As an American living abroad, I’m faced with these all the time (ie: Americans are loud, pushy, egocentric, and obese).
So here I am—an American in Australia—thinking about Martin Luther King, Jr. (a great man for which this nation doesn’t stop to recognize in terms of a holiday at least) and I wonder to myself, would he be pleased by what he sees today in our society?
In America we have our first African-American president.
In Australia we have our first woman Prime Minister.
Those two offices alone prove that we’ve come a long way, baby. (Amazing.)
And yet I sometimes think that since we’ve arrived at this ‘place’ we run the risk of being satisfied and growing complacent… and staying there.
Certainly there is still a long way to go.
With the rise of countless celebrities, athletes, and political figures of racial backgrounds other than “white”, we can say that progress is being made in terms of people being recognized for their ability and not their skin color. (This is a good thing. This is a wonderful thing.) But my heart still breaks for those who’ve not yet made the spotlight. Or even worse, maybe they have… but only in a negative light.
What about the Hispanic? What about the Arabs? What about the Chinese? The Koreans? What about…
And then the question must be pointed back at myself.
What am I doing to help my son (and future children) grow up in an environment where they learn to embrace people from all walks of life – racial and otherwise?
This is such a challenging topic, and I certainly don’t presume to have all the answers, but as a parent I want to be deliberate about instilling the values of MLK Jr. into my children.
I have some ideas about how to help facilitate that (maybe the subject of a future post) and yet I know that the two most important things I can do to help my children learn to embrace people different than themselves are:
1) To lead by example. Every parent knows instinctively that young children easily adopt our attitudes, behaviors, etc. The question is, are we deliberate in how we lead as we set their foundations in place?
2) To give them exposure to lifestyles, cultures, and people who are different from us. I believe this should be a combination of “real life” exposure to friends, cultures, etc. as well as through things like story books, purposeful toys, the smart use of media, etc.
My desire is the same as Dr. King’s – to see my children grow up in a world that gives opportunity and reward and accolade based on character not on “the color of their skin” or a million other stereotypes that this phrase can represent.
I’m keenly aware that I have to help create that world.
I’m also keenly aware that I must include my children in the process, because they are the ones who will be running things soon. They are the ones who need to know how to treat others before they can expect to be treated with fairness, dignity, kindness, respect, and most of all love.

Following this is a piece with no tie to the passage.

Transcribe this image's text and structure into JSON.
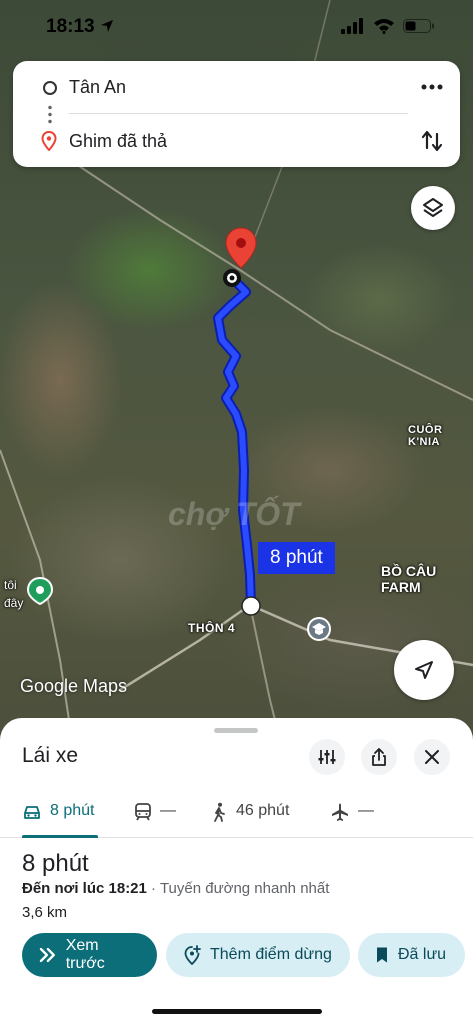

Dear friends, how does this concept that MLK helped push to the forefront of American thinking impact your parenting?
Doing my best to be deliberate,